Western states bring it together for clean energy

In 2006, west coast states came together and agreed to work on solutions to fighting climate change. This week the utility regulators of Washington, Oregon, and California committed to lead on climate again, signing an agreement to promote clean energy resources and infrastructure. 
West coast map
Utility regulators play a critical role in guiding utilities to act in their customers’ best interest, which includes protecting us all from risky investments in fossil fuels. In light of deep cuts on scientific climate research and rollbacks of environmental regulations that protect public health, Washington’s UTC Chairman David Danner organized his fellow utility regulators from California and Oregon to sign a new memorandum of understanding. 

The agreement ensures that the three states will coordinate and focus on work that advances energy efficiency, transportation electrification, and the effectiveness and use of renewable energy. This coordination will be particularly important now, as Washington's UTC updates important rules around how utilities make resource decisions, analyzes the role of utilities in facilitating rooftop solar and energy efficiency, and sets up the structure for utility investments in transportation electrification.

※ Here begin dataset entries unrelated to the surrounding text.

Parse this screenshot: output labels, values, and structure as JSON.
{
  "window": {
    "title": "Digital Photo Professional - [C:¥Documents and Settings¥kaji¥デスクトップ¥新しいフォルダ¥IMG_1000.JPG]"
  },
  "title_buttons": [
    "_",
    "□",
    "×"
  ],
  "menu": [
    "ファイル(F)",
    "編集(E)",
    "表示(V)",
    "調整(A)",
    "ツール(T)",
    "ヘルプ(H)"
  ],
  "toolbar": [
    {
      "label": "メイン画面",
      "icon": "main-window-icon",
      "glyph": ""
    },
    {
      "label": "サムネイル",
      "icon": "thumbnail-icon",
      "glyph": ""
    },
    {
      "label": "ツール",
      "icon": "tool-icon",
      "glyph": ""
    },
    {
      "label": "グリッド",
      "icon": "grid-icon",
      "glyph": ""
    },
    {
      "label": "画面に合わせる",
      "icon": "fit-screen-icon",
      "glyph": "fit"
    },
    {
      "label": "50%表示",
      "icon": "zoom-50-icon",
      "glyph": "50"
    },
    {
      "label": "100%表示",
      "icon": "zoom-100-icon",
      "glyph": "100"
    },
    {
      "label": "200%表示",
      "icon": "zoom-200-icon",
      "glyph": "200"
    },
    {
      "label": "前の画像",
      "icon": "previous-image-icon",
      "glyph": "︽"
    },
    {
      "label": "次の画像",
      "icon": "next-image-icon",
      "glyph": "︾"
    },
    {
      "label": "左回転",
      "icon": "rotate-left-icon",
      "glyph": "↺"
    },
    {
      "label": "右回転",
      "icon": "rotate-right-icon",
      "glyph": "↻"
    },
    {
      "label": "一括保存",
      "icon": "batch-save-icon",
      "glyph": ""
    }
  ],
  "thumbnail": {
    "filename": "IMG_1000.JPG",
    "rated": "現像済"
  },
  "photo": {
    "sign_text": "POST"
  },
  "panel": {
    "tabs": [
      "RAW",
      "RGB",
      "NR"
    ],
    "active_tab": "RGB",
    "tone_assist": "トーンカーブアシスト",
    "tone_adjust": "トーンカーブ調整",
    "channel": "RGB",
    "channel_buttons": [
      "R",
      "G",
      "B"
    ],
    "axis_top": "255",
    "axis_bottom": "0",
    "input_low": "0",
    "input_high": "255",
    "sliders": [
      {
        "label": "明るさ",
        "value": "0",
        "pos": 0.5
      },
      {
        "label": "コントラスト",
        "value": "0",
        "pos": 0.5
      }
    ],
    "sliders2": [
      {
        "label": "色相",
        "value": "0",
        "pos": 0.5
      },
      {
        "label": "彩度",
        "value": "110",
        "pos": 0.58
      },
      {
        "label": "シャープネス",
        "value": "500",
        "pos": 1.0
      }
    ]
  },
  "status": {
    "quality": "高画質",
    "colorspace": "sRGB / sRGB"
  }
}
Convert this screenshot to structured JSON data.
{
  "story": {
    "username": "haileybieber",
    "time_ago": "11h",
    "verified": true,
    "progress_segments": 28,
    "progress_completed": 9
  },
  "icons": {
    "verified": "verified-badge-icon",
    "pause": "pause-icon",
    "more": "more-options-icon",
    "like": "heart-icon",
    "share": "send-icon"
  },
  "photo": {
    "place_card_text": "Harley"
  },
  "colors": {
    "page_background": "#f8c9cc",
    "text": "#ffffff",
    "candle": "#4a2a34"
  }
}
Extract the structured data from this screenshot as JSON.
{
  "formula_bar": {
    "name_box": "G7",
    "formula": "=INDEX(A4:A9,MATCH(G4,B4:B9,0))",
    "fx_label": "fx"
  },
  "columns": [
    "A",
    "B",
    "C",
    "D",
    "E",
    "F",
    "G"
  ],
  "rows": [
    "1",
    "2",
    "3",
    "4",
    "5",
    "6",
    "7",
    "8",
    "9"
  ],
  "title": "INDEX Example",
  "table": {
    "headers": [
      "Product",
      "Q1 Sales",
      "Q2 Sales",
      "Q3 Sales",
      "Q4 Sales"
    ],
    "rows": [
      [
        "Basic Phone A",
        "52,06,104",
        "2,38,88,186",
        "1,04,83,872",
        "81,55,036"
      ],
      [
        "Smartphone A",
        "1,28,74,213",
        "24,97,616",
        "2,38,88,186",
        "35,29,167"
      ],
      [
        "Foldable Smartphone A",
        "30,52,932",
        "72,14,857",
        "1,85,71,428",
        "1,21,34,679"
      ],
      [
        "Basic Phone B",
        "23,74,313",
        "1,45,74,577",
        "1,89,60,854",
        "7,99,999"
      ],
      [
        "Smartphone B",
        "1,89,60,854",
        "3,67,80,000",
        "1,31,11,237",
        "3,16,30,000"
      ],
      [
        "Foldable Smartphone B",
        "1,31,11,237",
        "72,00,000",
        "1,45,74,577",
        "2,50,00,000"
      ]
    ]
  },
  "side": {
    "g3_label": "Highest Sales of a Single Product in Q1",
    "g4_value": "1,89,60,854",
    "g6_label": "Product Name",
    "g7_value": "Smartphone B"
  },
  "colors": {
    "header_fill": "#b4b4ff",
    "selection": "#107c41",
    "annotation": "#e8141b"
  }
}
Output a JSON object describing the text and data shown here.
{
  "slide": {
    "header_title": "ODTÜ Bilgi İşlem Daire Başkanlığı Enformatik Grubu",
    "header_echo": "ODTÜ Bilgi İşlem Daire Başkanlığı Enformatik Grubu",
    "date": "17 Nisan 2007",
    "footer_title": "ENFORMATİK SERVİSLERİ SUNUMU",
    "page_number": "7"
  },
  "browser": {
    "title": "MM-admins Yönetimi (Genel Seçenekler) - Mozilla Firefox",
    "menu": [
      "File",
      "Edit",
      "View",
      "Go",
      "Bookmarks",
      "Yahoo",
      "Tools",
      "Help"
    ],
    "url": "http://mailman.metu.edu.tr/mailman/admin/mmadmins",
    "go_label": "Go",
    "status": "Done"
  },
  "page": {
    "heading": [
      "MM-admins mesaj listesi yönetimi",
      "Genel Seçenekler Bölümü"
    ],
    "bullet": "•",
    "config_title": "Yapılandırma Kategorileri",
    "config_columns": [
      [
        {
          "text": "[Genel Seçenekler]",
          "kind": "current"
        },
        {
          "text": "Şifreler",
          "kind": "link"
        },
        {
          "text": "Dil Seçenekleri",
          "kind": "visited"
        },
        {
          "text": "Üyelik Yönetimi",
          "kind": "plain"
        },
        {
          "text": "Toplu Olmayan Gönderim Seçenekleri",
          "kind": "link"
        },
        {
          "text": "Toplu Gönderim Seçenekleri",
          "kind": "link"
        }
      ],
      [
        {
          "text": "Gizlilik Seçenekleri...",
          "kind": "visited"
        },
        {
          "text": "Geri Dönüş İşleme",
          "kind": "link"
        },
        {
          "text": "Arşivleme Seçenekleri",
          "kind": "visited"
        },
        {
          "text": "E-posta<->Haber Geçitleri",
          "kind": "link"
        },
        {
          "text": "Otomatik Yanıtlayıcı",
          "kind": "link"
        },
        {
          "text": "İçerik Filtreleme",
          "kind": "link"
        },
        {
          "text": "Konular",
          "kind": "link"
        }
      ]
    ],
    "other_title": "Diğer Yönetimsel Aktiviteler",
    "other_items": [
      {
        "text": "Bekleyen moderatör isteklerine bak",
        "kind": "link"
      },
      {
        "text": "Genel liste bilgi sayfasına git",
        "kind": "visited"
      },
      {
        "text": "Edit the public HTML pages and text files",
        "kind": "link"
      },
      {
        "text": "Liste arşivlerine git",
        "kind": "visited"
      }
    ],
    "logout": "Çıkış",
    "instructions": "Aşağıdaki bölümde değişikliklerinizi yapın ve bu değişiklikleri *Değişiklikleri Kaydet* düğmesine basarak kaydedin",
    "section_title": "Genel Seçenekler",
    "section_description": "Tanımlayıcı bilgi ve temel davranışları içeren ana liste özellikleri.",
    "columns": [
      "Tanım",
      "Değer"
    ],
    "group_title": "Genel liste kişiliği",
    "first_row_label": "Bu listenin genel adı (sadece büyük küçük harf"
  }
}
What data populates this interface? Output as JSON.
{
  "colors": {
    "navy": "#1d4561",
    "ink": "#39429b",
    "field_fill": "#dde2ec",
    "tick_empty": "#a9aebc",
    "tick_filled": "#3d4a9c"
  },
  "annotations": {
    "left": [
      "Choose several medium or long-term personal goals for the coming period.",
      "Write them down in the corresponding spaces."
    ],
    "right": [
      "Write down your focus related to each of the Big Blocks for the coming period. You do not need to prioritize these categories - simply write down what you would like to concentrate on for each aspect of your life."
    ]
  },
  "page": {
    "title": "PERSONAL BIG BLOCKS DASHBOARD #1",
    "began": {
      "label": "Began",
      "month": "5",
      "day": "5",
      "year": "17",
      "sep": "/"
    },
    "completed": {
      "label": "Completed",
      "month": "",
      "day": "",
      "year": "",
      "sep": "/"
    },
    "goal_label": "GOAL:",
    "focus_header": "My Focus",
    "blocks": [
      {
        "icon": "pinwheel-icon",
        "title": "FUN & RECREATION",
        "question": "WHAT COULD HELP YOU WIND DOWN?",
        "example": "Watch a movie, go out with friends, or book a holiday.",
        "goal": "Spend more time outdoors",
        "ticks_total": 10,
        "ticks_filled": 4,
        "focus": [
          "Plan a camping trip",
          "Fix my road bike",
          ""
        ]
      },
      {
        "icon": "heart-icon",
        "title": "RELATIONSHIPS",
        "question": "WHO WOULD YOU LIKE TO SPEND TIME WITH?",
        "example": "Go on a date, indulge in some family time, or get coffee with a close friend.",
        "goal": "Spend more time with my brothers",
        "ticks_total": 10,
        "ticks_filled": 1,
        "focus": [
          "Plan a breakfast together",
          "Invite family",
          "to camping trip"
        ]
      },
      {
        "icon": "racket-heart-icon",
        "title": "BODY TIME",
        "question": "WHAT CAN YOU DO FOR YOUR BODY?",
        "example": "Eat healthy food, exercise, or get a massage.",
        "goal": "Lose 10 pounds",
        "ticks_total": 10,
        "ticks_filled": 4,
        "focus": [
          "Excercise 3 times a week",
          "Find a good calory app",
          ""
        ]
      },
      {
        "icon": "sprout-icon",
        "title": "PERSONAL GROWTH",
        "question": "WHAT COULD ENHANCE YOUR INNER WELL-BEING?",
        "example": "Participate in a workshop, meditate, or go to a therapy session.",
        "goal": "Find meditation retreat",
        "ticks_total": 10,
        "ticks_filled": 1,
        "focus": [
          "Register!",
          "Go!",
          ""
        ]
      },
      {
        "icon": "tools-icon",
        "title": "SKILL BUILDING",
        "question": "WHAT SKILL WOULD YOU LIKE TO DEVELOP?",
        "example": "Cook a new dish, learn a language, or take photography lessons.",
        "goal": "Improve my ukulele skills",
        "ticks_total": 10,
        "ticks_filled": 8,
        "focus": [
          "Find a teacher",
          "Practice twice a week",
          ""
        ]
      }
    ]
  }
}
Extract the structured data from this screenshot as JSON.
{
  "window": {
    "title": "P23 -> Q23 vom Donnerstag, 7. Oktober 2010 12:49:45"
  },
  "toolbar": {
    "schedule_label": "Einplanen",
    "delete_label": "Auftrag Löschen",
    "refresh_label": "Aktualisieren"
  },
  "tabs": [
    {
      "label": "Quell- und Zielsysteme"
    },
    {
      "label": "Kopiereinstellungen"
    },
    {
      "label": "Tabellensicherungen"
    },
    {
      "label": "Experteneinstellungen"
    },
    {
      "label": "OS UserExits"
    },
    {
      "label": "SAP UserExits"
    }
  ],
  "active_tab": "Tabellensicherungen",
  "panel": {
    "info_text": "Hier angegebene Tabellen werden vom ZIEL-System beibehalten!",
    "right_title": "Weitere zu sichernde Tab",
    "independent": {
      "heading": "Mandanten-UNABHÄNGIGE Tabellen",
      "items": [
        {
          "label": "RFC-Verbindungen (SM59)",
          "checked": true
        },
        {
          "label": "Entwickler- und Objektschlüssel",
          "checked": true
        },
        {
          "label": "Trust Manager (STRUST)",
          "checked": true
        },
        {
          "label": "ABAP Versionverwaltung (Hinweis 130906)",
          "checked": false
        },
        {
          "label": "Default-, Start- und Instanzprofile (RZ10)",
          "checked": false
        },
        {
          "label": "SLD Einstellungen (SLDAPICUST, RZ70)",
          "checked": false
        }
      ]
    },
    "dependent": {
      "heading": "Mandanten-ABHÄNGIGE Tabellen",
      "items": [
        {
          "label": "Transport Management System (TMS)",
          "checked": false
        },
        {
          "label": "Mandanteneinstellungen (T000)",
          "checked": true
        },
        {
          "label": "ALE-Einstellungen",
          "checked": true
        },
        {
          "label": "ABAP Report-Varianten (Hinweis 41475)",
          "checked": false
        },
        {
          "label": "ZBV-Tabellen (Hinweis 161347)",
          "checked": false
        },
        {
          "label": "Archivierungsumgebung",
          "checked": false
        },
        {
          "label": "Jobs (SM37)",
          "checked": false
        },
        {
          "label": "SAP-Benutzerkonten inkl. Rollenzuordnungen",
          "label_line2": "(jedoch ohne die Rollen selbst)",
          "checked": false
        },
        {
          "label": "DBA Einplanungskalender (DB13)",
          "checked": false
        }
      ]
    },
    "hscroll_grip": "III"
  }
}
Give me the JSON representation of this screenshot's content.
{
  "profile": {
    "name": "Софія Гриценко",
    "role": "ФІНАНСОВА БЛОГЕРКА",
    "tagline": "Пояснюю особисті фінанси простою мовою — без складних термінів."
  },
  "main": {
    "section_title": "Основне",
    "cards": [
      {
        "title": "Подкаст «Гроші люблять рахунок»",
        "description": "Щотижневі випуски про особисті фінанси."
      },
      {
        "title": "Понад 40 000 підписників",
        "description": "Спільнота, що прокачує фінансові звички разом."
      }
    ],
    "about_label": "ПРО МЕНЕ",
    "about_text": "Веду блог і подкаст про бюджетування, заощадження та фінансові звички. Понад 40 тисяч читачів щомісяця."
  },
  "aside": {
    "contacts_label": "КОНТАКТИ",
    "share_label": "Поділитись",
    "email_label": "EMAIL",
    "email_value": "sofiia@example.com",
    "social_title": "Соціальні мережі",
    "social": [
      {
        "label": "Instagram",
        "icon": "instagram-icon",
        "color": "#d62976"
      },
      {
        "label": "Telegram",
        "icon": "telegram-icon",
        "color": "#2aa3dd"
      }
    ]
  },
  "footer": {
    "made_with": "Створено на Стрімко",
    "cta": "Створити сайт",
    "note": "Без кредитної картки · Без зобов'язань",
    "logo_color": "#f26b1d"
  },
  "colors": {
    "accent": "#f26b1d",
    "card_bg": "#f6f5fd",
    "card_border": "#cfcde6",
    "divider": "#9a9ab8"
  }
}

The electricity sector is regional, so our three states’ regulators can help craft innovative solutions for clean energy and help create effective frameworks for electrifying the transportation sector. Working as a group, our states will go further together than any one of us can by ourselves. We look forward to seeing the products of this work as we continue the transition to a clean energy economy.
Kelly Hall's picture

Senior Policy Manager

, Climate Solutions

Kelly helps to develop and implement the policy and regulatory agenda for transitioning Washington to a clean energy economy. She most recently held the position of Washington Policy Manager with Renewable Northwest, where she advocated for frameworks to expand renewable energy penetration in the region.  

Having spent time as a Probation Officer in Indiana, a Volunteer Coordinator in Argentina, and an AmeriCorps Tutor in Seattle, it wasn’t until after taking a course on the ethics of climate change that her career path and passions would converge into action on climate change.  She graduated with an M.P.A. from the University of Washington with certificates in Environmental Management and Climate Science in 2014.  While in graduate school, Kelly held positions as a Research Assistant with the Climate Impacts Groups, a Sustainability & Materials Management Intern with the U.S. EPA Region 10, and a Student Consultant for the PNW Smart Grid Demonstration Project. 

In her free time, Kelly enjoys finding new adventurous hikes, wandering around on a bike, and tasting Washington’s finest wines.